When A Birthday Celebration Means More Than A Party

Most children spend 364 days thinking about how exciting their next birthday will be. They think about the cake they’ll eat, the friends they’ll play with and all the gifts and cards they’ll receive.

For most kids, a birthday party is special. But for the children at UMOM, Arizona’s largest homeless family shelter, “special” is understatement.

“It’s pretty common that most of the kids have not had any type of birthday party or celebration for them,” says UMOM Youth Services Coordinator Sara Jensen, who runs the shelter’s Teen Activities Program (TAP).

In the United States, approximately 1 in 3 people experiencing homelessness is under the age of 18, and approximately 1 in 6 is under age of 6.The TAP teaches life, social, and communication skills through mentorship. Beyond that, it cultivates a sense of normalcy -- and even fun -- for young people who could use some of both.

“That’s kind of the goal of the program, to try and take away the fact that they’re living in a shelter,” Jensen says. “That’s why we incorporate the birthday celebrations, because we want to give them the feeling of, you’re important.”

“Especially with our teens,” she continues. “A lot of them tend to take on parenting roles, because they have to help care for their younger siblings. We try to help them feel like a kid.” Birthdays are universal, regardless of socioeconomic status, and teens can easily relate to the desire to celebrate one’s birthday.

Each month, Jensen makes a poster listing the shelter's upcoming birthdays. Then everyone enjoys cupcakes and birthday games, and the birthday boy or girl can pick out a donated gift from TAP’s “store,” which stocks donations of brand new items. Last year, UMOM received hundreds of handmade cards, which were sent by young people through’s Birthday Mail campaign. In 2013, 83,356 cards were mailed to shelters around the US and Canada.

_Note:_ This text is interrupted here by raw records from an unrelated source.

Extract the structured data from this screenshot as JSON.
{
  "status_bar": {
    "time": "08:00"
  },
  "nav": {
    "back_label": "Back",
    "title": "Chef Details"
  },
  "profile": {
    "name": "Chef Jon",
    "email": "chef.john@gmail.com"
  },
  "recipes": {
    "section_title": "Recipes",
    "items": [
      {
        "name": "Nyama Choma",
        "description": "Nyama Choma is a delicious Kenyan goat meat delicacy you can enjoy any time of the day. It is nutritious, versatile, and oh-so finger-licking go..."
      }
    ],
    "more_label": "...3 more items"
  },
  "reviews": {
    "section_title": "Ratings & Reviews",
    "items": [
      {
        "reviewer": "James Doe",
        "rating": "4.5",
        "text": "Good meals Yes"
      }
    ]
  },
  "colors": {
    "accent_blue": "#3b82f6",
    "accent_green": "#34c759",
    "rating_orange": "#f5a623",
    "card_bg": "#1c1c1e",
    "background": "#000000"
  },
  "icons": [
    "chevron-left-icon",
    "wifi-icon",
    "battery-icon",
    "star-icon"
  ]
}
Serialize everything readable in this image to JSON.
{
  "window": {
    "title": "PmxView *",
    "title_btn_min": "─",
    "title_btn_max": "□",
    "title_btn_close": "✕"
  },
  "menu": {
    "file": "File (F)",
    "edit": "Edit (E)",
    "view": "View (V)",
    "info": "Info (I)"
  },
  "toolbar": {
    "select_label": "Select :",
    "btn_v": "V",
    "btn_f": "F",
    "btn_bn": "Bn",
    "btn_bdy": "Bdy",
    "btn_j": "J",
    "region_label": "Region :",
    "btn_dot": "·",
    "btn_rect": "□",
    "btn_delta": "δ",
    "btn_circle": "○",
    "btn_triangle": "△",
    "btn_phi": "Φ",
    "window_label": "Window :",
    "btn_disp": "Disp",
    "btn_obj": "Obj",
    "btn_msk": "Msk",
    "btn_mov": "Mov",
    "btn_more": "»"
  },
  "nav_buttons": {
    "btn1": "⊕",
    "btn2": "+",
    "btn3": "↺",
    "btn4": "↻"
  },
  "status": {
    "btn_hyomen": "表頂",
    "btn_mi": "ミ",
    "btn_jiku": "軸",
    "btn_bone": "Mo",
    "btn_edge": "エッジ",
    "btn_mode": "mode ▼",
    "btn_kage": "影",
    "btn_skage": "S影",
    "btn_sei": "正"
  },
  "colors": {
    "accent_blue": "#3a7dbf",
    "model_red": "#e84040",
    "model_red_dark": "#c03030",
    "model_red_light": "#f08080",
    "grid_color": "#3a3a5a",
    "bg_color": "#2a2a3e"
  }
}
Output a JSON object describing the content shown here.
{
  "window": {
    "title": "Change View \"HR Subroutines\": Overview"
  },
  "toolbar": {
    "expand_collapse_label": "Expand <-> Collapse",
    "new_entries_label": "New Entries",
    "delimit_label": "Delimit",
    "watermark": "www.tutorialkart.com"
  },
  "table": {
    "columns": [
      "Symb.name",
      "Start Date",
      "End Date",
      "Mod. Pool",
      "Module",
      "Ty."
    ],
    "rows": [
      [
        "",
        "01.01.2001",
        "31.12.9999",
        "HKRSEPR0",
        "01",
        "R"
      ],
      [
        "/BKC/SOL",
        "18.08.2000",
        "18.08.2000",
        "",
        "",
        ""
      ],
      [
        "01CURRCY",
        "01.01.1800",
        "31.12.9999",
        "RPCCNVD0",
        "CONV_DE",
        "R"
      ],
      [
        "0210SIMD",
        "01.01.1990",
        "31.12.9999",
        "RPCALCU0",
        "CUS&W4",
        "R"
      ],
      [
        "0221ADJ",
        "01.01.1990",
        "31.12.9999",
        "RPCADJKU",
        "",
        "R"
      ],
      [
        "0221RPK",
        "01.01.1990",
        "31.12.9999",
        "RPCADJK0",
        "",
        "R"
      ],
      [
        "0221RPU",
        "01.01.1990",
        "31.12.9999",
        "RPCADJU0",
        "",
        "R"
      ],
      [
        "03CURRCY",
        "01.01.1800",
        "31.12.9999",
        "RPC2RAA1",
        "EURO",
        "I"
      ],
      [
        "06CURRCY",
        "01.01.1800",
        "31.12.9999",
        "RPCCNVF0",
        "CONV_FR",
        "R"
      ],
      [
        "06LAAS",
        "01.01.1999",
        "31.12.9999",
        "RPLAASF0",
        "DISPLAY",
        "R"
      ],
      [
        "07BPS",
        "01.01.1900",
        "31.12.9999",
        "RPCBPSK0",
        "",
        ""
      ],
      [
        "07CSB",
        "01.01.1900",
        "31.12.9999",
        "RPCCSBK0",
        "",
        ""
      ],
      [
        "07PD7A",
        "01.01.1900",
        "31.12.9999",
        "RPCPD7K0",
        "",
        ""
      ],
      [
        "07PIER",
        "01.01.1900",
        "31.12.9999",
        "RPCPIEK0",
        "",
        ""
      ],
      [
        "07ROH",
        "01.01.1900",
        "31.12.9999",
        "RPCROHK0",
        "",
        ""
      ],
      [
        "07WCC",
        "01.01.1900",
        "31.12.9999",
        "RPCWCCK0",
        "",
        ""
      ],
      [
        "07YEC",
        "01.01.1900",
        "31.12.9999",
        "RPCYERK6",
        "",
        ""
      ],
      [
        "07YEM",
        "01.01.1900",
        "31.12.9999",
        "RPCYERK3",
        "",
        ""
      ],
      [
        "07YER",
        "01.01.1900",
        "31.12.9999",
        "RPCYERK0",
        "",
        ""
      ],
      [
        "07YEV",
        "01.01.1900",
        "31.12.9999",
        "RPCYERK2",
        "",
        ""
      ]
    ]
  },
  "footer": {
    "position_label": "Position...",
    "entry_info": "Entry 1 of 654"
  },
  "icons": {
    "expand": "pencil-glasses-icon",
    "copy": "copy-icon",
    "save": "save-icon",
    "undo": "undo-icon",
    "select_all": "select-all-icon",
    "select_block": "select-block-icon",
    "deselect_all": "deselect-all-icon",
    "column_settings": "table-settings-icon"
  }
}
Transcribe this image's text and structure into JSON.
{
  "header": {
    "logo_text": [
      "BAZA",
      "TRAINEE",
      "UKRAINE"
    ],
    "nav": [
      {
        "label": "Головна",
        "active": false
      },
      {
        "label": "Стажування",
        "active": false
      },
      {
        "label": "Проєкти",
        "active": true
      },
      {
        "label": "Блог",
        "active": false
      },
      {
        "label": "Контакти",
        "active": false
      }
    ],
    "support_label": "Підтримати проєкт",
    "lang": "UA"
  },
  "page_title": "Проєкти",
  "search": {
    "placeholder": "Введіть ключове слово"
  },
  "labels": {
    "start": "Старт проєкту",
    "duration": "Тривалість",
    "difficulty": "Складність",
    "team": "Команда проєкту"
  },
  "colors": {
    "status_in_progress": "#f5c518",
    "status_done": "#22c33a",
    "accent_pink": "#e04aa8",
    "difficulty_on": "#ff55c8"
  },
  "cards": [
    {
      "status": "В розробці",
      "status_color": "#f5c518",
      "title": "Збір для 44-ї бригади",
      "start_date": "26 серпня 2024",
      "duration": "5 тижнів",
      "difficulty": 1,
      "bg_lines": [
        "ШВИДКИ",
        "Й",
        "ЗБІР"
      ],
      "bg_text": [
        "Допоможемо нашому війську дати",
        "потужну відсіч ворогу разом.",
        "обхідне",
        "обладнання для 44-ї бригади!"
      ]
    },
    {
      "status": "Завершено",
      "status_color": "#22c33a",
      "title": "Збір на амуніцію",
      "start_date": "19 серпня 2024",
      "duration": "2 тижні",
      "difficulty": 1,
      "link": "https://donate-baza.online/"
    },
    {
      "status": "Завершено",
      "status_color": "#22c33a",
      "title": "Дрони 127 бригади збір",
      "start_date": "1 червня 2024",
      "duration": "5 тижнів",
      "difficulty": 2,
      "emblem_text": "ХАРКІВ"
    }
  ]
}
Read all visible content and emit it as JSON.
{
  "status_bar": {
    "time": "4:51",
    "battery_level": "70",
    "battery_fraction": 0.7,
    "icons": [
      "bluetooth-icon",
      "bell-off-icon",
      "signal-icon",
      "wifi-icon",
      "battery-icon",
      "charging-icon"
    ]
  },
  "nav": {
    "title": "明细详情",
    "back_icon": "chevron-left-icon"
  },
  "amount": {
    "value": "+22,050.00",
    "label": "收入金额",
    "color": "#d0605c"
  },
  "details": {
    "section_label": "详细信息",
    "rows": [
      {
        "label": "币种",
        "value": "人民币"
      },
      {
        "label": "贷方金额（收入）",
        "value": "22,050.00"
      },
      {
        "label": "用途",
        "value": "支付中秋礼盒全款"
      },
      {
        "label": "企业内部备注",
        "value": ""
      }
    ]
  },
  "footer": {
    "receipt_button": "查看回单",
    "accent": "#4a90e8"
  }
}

“Especially if younger kids are making [cards], it’s difficult for them to understand the impact they’re making, especially since they don’t see where it’s going and who they’re helping,” Jensen says. “But we really appreciate the time they’ve put into it, and it really does brighten the kids’ days who get it.”

This year, Birthday Mail is back, and bigger -- and more powerful--than ever. Johnson & Johnson is even donating the cost of a card ($1) for each photo submitted through its Donate a Photo app.*

Sharon Pederson, UMOM’s Resource Development Manager, delivers 200 birthday cards for the shelter’s monthly birthday celebration for its young residents. Pederson and the children and UMOM eagerly await more donated cards as she recalls the reaction from kids and parents last year. There were “lots of smiles,” she says. “Lots of happiness.”

*Johnson & Johnson has curated a list of trusted causes, and you can donate a photo to one cause, once a day. Each cause will appear in the app until it reaches its goal, or the donation period ends. If the goal isn't reached, the cause will still get a minimum donation.